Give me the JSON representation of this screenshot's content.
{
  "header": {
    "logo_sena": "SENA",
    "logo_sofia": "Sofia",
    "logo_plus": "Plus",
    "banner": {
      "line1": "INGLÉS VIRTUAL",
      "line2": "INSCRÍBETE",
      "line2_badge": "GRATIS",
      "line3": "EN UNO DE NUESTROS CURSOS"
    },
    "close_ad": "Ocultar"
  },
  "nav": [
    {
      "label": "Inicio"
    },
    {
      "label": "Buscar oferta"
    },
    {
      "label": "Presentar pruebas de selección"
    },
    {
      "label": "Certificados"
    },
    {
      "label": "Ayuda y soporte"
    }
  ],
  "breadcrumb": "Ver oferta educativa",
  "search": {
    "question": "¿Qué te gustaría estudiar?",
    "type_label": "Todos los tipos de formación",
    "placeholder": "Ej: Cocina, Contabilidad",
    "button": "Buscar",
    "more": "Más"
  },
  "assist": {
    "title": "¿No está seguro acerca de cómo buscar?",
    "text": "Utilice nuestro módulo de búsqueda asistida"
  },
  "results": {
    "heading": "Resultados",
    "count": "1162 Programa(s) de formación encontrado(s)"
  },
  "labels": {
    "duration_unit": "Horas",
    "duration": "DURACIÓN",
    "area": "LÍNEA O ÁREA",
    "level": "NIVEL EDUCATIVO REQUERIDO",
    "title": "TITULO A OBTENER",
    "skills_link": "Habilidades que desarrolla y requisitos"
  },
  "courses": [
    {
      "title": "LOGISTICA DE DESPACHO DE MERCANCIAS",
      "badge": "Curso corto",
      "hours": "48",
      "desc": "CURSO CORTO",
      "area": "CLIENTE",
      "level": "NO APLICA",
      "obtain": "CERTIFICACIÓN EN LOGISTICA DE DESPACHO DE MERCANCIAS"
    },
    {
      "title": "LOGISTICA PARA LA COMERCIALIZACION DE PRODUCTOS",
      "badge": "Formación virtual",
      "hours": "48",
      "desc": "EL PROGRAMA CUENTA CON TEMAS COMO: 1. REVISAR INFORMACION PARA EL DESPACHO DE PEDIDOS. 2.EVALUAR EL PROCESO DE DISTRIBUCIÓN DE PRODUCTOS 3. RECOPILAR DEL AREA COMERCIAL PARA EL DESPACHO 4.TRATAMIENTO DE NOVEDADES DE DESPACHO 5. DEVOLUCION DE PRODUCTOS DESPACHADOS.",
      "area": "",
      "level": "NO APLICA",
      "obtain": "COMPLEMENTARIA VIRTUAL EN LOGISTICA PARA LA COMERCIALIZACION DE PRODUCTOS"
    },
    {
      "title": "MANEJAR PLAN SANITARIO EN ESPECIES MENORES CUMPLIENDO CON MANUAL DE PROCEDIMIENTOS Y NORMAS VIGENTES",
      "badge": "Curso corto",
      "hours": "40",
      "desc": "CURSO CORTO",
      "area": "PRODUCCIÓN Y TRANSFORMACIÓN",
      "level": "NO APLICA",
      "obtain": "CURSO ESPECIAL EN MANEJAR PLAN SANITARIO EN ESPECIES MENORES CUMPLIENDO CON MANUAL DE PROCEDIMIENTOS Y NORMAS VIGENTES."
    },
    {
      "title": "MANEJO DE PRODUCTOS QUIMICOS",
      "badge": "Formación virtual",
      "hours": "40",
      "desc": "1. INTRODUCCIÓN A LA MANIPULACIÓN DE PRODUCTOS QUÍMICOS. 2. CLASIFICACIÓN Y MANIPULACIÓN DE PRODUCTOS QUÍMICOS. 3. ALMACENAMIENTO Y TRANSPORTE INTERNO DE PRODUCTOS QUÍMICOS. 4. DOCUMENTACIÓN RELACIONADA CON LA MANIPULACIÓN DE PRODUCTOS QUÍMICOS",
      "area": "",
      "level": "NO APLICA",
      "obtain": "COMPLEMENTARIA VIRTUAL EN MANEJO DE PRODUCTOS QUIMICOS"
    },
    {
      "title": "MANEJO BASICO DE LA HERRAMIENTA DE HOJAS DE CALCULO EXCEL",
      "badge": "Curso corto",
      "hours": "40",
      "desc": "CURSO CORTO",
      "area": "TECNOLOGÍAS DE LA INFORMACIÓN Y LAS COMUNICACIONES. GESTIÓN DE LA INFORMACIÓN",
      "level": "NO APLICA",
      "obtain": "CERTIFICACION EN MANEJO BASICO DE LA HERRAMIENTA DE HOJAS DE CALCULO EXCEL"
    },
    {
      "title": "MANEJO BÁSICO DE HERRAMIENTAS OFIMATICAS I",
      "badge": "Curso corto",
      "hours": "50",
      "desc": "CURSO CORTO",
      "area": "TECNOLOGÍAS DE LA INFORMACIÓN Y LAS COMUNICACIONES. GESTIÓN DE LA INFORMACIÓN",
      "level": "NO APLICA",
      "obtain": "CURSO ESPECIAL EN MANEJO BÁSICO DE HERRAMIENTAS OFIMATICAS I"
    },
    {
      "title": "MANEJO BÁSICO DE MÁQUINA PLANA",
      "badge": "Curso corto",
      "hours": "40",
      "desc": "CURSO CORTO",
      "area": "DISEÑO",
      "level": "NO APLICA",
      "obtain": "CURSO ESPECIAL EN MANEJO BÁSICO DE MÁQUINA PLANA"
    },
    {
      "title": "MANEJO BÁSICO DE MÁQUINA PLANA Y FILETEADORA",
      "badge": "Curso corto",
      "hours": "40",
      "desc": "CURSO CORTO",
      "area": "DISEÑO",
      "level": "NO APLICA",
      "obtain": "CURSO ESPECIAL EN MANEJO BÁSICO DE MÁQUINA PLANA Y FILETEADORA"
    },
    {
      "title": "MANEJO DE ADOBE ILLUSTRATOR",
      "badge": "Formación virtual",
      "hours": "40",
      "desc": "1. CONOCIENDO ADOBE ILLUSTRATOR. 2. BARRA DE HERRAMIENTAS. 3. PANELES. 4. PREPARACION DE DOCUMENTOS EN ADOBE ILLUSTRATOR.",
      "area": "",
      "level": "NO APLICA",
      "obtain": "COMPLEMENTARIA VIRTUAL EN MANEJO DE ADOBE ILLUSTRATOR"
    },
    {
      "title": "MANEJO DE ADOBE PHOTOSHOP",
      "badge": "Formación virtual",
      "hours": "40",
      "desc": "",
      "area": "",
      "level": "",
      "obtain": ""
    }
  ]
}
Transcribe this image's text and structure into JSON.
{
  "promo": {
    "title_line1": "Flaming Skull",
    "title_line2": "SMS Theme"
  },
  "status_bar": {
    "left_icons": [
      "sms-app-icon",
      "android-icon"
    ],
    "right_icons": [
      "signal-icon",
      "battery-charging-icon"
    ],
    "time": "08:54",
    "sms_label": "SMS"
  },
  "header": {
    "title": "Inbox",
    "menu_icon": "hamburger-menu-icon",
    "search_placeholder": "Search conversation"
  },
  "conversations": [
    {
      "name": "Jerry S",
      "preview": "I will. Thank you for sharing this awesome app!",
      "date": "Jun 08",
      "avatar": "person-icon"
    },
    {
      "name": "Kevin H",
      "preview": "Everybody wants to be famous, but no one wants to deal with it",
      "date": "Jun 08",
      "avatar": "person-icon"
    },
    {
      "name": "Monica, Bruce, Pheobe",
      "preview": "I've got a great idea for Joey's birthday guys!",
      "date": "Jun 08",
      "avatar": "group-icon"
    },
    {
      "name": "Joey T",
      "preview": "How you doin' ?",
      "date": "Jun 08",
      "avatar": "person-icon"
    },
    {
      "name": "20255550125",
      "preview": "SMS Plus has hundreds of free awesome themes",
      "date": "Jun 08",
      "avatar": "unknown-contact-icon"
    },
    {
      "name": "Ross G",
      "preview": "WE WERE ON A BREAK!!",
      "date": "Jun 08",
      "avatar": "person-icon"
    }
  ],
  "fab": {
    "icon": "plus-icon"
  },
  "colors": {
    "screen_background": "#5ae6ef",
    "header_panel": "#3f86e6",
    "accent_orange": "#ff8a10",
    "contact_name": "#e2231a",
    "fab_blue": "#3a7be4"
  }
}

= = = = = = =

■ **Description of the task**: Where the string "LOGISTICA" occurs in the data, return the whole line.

■ **Response**:
      "title": "LOGISTICA DE DESPACHO DE MERCANCIAS",
      "obtain": "CERTIFICACIÓN EN LOGISTICA DE DESPACHO DE MERCANCIAS"
      "title": "LOGISTICA PARA LA COMERCIALIZACION DE PRODUCTOS",
      "obtain": "COMPLEMENTARIA VIRTUAL EN LOGISTICA PARA LA COMERCIALIZACION DE PRODUCTOS"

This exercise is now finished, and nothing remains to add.